Last week I waded into long discussion in which I tried to draw a clear line between what constitutes a work of “Mythopoeia” and what is only “Fantasy” – acknowledging along the way that Mythopoetic works can be something other than Fantasy. My position is perhaps an arguable one, but I’m comfortable delineating Mythopoeia as separate from other forms of Speculative Fiction, and even defining it as separate from the physical “artifacts” that represent it. Mythopoeia is an idea, something that lives in the hearts and minds of both creators and producers of artistic works. But it is an idea that we engage by interfacing with those anthropological artifacts: be they written works such as novels, poems, epics, webpages and blog posts, or be they visual works of art, sculptures, paintings, and photographs, or be they motion pictures or music, or be they works in an interactive medium like video games, table-top games, or board games, or be they some sort of new and evolving oral history. There are a variety of mechanisms by which mythopoetic works can be expressed in physical form. But I’m primarily interested in the written form and those that can benefit from the techniques of the written form.
By now, you must be wondering… so what? What does it matter? Why did I set out to try to define Mythopoeia in the first place? And, having done so, to what use could this definition be put?
Last time, I mentioned my contention that few writers today are consciously attempting to write something that might be called Mythopoeia. And part of the reason is that writing Mythopoeia is hard. It requires thinking at a whole different level, layered on top of the thinking that goes into writing a novel. I could say the entire essay has been a long way of saying it was partly this realization that forced me to conclude that I wasn’t ready to write “Project SOA #1” yet. Because as I’ve spent years developing background detail, filling several notebooks with thoughts and ideas on historical and mythological complications, I’ve discovered how truly difficult it is to organize a coherent, complete, and engaging mythology, and how challenging it is to weave that into the primary narrative. Because as an idea takes hold, if you think about it for a while, you realize the idea has implications – huge implications – that must necessarily change the plot and direction of the novel itself.

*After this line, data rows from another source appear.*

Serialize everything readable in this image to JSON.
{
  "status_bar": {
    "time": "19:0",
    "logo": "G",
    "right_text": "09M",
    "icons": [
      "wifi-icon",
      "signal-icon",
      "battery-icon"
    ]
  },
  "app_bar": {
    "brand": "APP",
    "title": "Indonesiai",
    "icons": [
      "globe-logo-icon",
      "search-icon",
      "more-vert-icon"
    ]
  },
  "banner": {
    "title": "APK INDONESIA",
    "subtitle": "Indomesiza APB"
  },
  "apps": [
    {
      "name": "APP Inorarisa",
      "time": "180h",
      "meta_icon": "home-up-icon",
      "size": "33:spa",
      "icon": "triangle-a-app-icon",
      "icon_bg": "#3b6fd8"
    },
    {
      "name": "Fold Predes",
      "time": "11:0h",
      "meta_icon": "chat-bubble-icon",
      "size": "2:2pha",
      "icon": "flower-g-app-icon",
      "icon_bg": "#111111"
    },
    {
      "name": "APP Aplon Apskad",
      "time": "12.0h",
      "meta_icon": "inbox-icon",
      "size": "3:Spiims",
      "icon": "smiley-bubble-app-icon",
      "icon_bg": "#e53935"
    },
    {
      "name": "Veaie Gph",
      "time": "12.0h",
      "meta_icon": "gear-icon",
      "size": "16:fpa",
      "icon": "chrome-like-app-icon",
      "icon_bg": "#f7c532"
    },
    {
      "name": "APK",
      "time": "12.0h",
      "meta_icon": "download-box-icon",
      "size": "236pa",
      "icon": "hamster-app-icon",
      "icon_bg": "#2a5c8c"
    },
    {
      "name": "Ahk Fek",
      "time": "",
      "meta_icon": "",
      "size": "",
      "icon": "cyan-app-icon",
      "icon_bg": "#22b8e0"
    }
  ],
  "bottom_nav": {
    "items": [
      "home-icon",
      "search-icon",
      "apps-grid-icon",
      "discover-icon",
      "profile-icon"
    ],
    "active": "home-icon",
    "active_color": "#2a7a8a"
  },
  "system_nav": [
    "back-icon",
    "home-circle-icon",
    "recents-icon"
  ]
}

This is but one of the challenges I faced with making “Project SOA” work (another being a serious grappling with clichés, tropes, and genre conventions, and better understanding them and when and whether to use them, or if not to use them, how to adjust my plot and characters to compensate).
But the whole point of coming to a better understanding of what is or is not Mythopoeia has been to better equip me with the tools to write novels that rest on the bedrock of a solid mythopoem. Why would I want to do that? On one level, because it’s intellectually interesting to me. I find intrinsic value in the creation of a coherent mythological narrative. But there’s a baser reasoning, too.
Consider all the most popular works of fiction in the last hundred years. I’ve talked before about the “triumph of fantasy and speculative fiction” in the larger popular culture. But at another level, the best works of fantasy and speculative fiction – those with the most enduring fandoms and the most engaged fans – are often among those with strongest mythopoetic frameworks. This isn’t universally true (for instance, I mentioned Harry Potter last week, and how I don’t find it to be strongly mythopoetic in nature), nor is the reverse necessarily true either: if you have strong mythopoetic underpinnings to your work you won’t necessarily write a best-seller. But the more strongly a work is predicated on a complex and coherent mythopoetic framework, the more easily engaged its audience.
If you accept this outcome as desirable (or even better, if you find the idea of writing mythopoeia intellectually interesting and stimulating), then you may wonder: how do I do this? Continue reading